[Opening Provided records section]
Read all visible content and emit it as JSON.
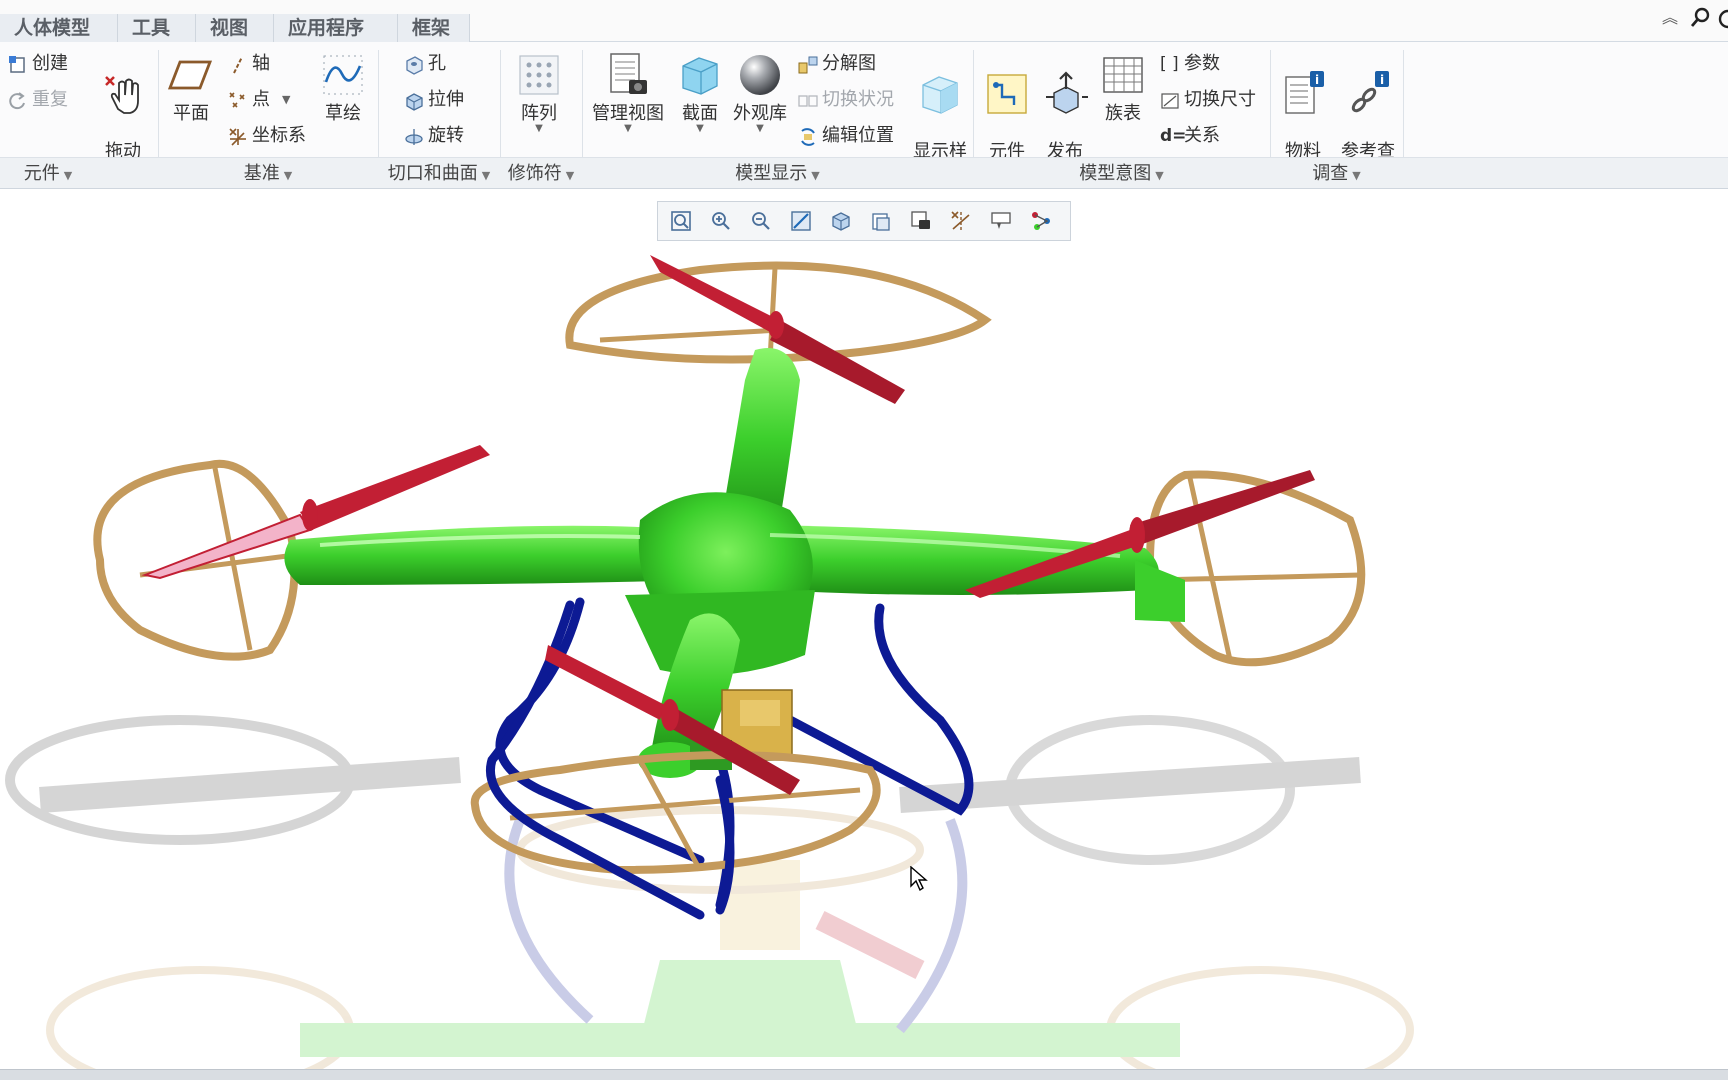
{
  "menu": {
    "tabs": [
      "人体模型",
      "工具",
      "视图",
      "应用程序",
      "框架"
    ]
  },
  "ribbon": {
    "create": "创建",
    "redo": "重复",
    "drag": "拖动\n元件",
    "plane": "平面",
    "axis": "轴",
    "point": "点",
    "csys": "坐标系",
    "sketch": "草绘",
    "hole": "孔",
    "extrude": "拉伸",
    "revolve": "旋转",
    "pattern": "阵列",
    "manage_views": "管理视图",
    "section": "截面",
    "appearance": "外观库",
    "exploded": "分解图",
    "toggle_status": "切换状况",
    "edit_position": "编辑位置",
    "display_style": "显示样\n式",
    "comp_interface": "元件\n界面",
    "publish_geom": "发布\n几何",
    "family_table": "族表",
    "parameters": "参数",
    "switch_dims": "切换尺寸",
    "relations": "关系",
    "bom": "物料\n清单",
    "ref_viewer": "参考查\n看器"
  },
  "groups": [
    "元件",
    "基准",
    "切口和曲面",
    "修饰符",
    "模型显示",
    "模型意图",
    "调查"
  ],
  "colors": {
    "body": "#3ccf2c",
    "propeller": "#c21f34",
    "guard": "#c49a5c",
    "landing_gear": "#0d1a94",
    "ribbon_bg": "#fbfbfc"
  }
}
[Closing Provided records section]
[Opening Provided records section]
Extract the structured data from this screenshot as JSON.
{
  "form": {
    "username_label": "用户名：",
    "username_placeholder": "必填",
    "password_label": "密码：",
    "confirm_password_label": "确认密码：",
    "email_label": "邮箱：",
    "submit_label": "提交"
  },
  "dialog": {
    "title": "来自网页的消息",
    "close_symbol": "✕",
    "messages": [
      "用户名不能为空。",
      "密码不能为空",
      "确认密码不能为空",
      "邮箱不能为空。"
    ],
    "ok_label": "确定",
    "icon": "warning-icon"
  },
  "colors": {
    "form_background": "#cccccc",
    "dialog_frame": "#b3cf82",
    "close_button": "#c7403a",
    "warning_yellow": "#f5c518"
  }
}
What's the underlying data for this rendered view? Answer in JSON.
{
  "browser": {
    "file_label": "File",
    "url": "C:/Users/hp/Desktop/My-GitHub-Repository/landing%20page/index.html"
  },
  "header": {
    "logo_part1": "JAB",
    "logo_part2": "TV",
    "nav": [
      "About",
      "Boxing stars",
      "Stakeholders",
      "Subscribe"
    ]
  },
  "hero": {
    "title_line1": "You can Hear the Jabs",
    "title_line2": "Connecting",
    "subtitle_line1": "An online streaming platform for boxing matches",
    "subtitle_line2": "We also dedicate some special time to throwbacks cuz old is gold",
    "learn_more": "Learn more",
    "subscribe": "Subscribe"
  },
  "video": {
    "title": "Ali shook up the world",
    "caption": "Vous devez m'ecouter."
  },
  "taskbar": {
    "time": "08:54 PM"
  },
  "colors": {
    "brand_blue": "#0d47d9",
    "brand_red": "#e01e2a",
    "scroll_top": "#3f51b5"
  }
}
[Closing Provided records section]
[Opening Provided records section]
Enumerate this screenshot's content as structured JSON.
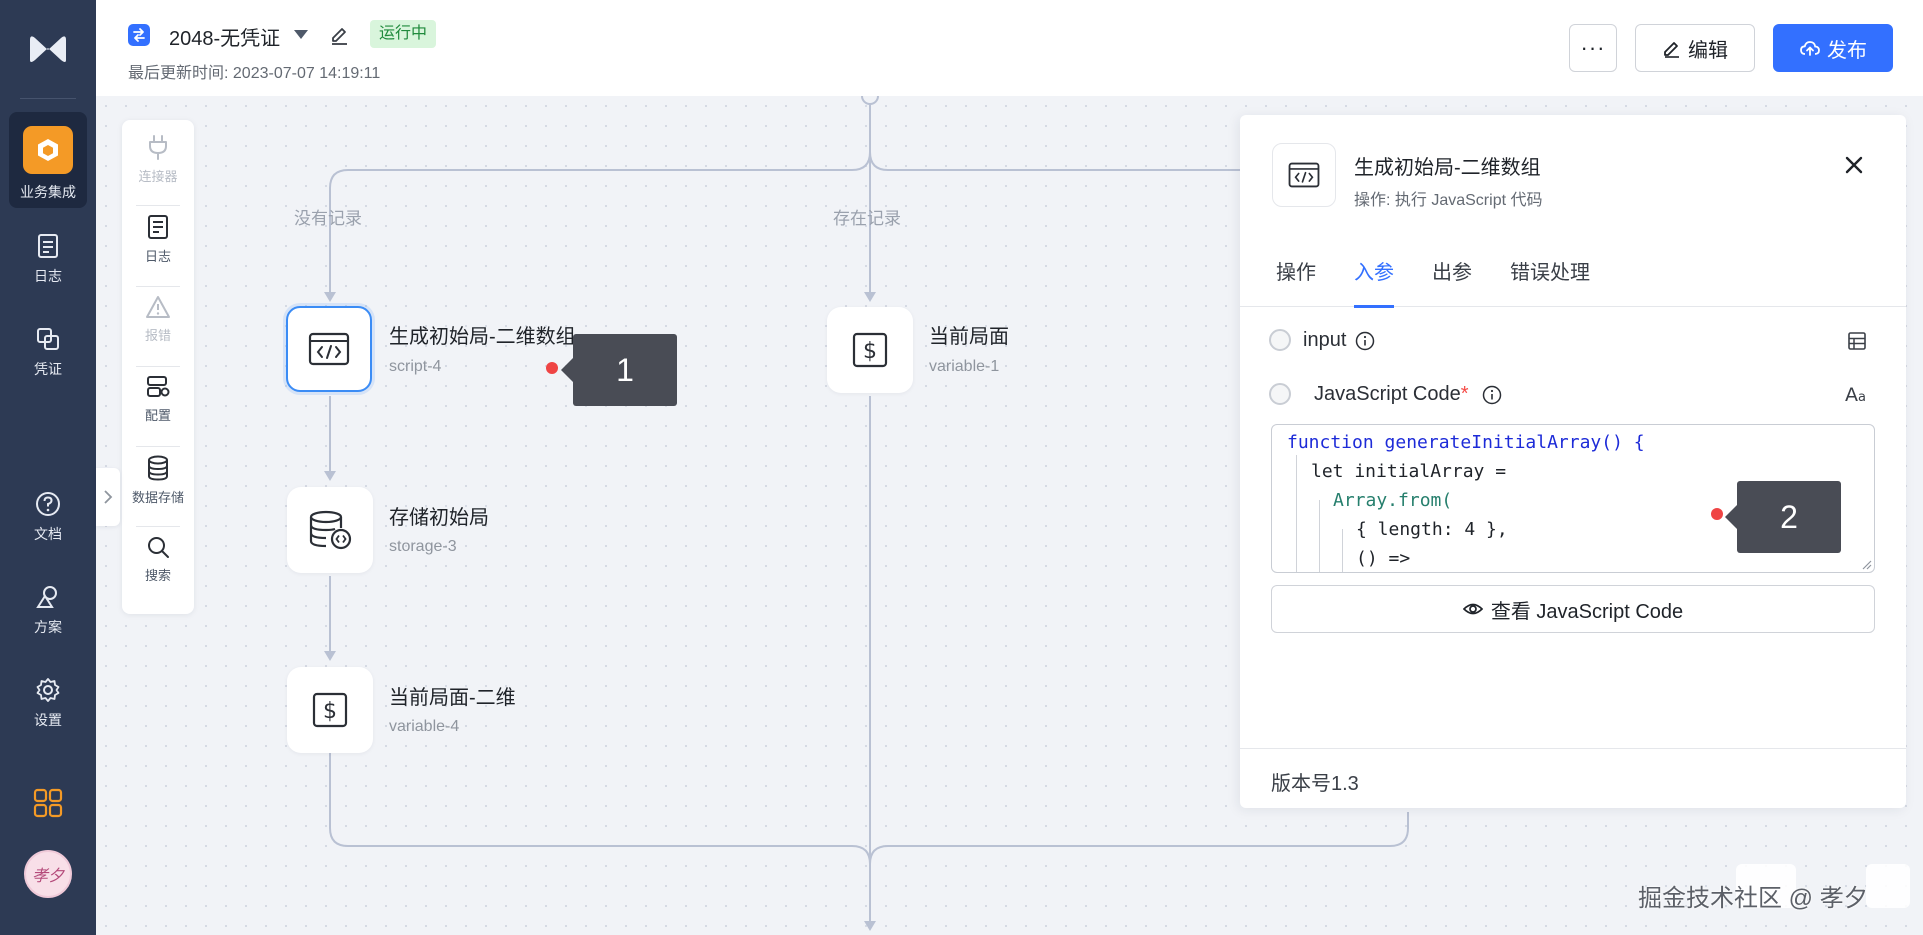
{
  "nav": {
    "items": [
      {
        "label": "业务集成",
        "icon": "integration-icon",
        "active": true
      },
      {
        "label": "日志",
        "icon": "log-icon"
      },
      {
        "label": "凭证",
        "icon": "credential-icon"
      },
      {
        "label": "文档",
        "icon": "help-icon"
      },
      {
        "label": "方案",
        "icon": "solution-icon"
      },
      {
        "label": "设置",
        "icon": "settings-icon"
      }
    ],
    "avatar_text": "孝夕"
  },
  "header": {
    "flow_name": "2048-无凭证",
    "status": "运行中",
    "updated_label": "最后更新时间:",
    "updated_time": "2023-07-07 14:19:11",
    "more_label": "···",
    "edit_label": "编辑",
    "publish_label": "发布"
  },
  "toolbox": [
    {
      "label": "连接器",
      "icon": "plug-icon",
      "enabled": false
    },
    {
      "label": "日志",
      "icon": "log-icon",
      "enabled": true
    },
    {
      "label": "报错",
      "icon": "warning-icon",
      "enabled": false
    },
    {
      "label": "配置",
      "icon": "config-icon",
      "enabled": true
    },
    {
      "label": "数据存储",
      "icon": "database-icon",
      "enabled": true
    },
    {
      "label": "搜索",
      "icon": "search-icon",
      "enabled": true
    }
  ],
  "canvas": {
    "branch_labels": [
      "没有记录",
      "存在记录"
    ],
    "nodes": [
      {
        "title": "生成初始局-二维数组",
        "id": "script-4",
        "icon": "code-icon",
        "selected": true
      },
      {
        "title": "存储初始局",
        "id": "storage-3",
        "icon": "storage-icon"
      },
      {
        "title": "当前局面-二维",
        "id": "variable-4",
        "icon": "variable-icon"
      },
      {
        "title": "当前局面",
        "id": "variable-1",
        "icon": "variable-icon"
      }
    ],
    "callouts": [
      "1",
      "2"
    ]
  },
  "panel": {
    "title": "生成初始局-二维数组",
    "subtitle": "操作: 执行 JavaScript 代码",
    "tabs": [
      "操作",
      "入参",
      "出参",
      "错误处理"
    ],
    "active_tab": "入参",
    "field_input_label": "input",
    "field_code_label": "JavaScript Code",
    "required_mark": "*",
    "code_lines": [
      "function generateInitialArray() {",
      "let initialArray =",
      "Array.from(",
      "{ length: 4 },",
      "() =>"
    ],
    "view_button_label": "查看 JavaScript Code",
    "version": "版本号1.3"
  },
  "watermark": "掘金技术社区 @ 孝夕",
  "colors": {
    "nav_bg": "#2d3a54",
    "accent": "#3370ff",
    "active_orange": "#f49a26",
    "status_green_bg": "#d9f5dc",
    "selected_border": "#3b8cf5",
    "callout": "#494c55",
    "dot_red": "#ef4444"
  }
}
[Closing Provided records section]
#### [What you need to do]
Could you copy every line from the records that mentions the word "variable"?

#### [Output]
        "id": "variable-4",
        "icon": "variable-icon"
        "id": "variable-1",
        "icon": "variable-icon"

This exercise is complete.